#### Exercise directions:
Pull every line of the entries that has the word "Properties".

#### Data under study:
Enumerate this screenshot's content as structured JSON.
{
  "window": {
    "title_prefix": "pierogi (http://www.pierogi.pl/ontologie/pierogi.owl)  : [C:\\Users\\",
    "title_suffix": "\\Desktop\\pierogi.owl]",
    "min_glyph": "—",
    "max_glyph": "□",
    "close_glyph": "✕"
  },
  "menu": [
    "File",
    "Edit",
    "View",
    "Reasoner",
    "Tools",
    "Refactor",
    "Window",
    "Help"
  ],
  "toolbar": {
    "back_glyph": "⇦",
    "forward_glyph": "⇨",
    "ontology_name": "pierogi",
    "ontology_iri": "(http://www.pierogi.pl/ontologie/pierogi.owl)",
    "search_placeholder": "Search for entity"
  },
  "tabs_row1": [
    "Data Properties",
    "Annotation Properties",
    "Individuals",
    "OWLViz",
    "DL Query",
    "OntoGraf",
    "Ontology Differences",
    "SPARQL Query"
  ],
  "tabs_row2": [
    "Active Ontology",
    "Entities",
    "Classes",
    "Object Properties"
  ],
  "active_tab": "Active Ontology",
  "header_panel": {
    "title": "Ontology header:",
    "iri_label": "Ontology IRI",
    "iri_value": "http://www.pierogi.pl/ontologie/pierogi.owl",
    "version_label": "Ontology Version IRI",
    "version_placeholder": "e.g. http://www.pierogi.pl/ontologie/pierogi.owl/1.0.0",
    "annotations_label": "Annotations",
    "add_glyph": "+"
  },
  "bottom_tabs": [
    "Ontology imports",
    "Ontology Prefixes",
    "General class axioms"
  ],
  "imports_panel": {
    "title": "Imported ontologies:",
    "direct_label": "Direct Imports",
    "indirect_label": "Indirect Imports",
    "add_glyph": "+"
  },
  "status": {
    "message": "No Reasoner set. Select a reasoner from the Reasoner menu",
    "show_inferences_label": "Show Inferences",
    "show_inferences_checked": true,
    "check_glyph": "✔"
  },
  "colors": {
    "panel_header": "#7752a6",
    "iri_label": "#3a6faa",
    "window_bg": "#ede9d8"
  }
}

#### Response:
    "Data Properties",
    "Annotation Properties",
    "Object Properties"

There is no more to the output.